→ **What is needed**
Would you retype each record exactly as given?

→ **Material supplied**
=-=-=
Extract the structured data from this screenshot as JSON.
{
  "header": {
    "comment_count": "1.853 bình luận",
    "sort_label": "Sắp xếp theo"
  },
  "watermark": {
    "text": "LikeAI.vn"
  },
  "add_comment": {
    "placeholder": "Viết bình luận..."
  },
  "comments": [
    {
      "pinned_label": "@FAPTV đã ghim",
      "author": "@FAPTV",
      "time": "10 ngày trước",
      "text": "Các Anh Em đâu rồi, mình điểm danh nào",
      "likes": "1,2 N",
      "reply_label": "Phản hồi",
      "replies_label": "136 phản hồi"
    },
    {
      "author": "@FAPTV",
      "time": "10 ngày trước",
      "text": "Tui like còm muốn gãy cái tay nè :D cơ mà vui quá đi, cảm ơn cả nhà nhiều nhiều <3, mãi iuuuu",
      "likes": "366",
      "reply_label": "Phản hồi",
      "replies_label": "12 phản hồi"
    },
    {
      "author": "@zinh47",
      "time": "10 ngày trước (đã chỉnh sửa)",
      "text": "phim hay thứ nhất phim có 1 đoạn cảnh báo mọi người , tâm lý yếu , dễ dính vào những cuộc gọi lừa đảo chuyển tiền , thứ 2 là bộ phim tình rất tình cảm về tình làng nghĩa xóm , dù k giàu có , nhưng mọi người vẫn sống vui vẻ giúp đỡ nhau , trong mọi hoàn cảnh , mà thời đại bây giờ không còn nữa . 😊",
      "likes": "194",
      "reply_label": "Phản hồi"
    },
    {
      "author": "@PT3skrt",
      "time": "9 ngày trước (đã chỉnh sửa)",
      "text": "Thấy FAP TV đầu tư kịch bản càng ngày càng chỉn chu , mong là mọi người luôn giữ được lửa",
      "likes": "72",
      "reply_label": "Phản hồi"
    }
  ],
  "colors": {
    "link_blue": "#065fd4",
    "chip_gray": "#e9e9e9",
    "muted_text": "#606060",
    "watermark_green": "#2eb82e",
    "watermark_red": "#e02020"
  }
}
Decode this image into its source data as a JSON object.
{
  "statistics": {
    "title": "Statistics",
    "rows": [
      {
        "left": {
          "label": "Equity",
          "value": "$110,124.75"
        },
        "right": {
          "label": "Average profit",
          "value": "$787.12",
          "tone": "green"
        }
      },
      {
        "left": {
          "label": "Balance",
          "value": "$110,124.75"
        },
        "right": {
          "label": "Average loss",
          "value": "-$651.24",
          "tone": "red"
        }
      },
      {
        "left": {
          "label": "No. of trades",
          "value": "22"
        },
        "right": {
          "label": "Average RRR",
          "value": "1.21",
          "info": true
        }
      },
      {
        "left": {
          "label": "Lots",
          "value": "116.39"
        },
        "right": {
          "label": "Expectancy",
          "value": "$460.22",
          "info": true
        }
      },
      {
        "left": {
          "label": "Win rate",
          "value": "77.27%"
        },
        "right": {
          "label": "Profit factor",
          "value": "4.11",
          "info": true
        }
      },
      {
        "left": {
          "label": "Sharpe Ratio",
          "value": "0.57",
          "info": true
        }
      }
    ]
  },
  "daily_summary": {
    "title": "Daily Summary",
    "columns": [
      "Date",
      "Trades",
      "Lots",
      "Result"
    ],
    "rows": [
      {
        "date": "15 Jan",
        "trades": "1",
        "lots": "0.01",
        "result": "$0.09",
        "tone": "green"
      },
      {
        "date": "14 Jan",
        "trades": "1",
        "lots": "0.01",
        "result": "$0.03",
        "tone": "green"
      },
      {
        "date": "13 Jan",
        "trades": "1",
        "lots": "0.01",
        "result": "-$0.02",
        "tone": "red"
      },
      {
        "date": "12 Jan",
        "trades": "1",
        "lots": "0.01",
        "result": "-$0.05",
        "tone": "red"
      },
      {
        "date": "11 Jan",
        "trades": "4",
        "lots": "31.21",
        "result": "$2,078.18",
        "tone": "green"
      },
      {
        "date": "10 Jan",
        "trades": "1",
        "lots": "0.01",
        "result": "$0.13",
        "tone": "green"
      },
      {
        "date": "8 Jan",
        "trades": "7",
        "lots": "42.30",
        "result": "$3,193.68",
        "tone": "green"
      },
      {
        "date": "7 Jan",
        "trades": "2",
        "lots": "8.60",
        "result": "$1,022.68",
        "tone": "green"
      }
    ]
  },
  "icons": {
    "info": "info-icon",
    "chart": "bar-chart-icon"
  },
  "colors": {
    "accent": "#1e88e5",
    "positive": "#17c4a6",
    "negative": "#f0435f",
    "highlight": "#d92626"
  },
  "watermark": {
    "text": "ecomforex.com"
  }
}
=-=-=
→ **Response to this exercise**
Extract the structured data from this screenshot as JSON.
{
  "header": {
    "comment_count": "1.853 bình luận",
    "sort_label": "Sắp xếp theo"
  },
  "watermark": {
    "text": "LikeAI.vn"
  },
  "add_comment": {
    "placeholder": "Viết bình luận..."
  },
  "comments": [
    {
      "pinned_label": "@FAPTV đã ghim",
      "author": "@FAPTV",
      "time": "10 ngày trước",
      "text": "Các Anh Em đâu rồi, mình điểm danh nào",
      "likes": "1,2 N",
      "reply_label": "Phản hồi",
      "replies_label": "136 phản hồi"
    },
    {
      "author": "@FAPTV",
      "time": "10 ngày trước",
      "text": "Tui like còm muốn gãy cái tay nè :D cơ mà vui quá đi, cảm ơn cả nhà nhiều nhiều <3, mãi iuuuu",
      "likes": "366",
      "reply_label": "Phản hồi",
      "replies_label": "12 phản hồi"
    },
    {
      "author": "@zinh47",
      "time": "10 ngày trước (đã chỉnh sửa)",
      "text": "phim hay thứ nhất phim có 1 đoạn cảnh báo mọi người , tâm lý yếu , dễ dính vào những cuộc gọi lừa đảo chuyển tiền , thứ 2 là bộ phim tình rất tình cảm về tình làng nghĩa xóm , dù k giàu có , nhưng mọi người vẫn sống vui vẻ giúp đỡ nhau , trong mọi hoàn cảnh , mà thời đại bây giờ không còn nữa . 😊",
      "likes": "194",
      "reply_label": "Phản hồi"
    },
    {
      "author": "@PT3skrt",
      "time": "9 ngày trước (đã chỉnh sửa)",
      "text": "Thấy FAP TV đầu tư kịch bản càng ngày càng chỉn chu , mong là mọi người luôn giữ được lửa",
      "likes": "72",
      "reply_label": "Phản hồi"
    }
  ],
  "colors": {
    "link_blue": "#065fd4",
    "chip_gray": "#e9e9e9",
    "muted_text": "#606060",
    "watermark_green": "#2eb82e",
    "watermark_red": "#e02020"
  }
}
Decode this image into its source data as a JSON object.
{
  "statistics": {
    "title": "Statistics",
    "rows": [
      {
        "left": {
          "label": "Equity",
          "value": "$110,124.75"
        },
        "right": {
          "label": "Average profit",
          "value": "$787.12",
          "tone": "green"
        }
      },
      {
        "left": {
          "label": "Balance",
          "value": "$110,124.75"
        },
        "right": {
          "label": "Average loss",
          "value": "-$651.24",
          "tone": "red"
        }
      },
      {
        "left": {
          "label": "No. of trades",
          "value": "22"
        },
        "right": {
          "label": "Average RRR",
          "value": "1.21",
          "info": true
        }
      },
      {
        "left": {
          "label": "Lots",
          "value": "116.39"
        },
        "right": {
          "label": "Expectancy",
          "value": "$460.22",
          "info": true
        }
      },
      {
        "left": {
          "label": "Win rate",
          "value": "77.27%"
        },
        "right": {
          "label": "Profit factor",
          "value": "4.11",
          "info": true
        }
      },
      {
        "left": {
          "label": "Sharpe Ratio",
          "value": "0.57",
          "info": true
        }
      }
    ]
  },
  "daily_summary": {
    "title": "Daily Summary",
    "columns": [
      "Date",
      "Trades",
      "Lots",
      "Result"
    ],
    "rows": [
      {
        "date": "15 Jan",
        "trades": "1",
        "lots": "0.01",
        "result": "$0.09",
        "tone": "green"
      },
      {
        "date": "14 Jan",
        "trades": "1",
        "lots": "0.01",
        "result": "$0.03",
        "tone": "green"
      },
      {
        "date": "13 Jan",
        "trades": "1",
        "lots": "0.01",
        "result": "-$0.02",
        "tone": "red"
      },
      {
        "date": "12 Jan",
        "trades": "1",
        "lots": "0.01",
        "result": "-$0.05",
        "tone": "red"
      },
      {
        "date": "11 Jan",
        "trades": "4",
        "lots": "31.21",
        "result": "$2,078.18",
        "tone": "green"
      },
      {
        "date": "10 Jan",
        "trades": "1",
        "lots": "0.01",
        "result": "$0.13",
        "tone": "green"
      },
      {
        "date": "8 Jan",
        "trades": "7",
        "lots": "42.30",
        "result": "$3,193.68",
        "tone": "green"
      },
      {
        "date": "7 Jan",
        "trades": "2",
        "lots": "8.60",
        "result": "$1,022.68",
        "tone": "green"
      }
    ]
  },
  "icons": {
    "info": "info-icon",
    "chart": "bar-chart-icon"
  },
  "colors": {
    "accent": "#1e88e5",
    "positive": "#17c4a6",
    "negative": "#f0435f",
    "highlight": "#d92626"
  },
  "watermark": {
    "text": "ecomforex.com"
  }
}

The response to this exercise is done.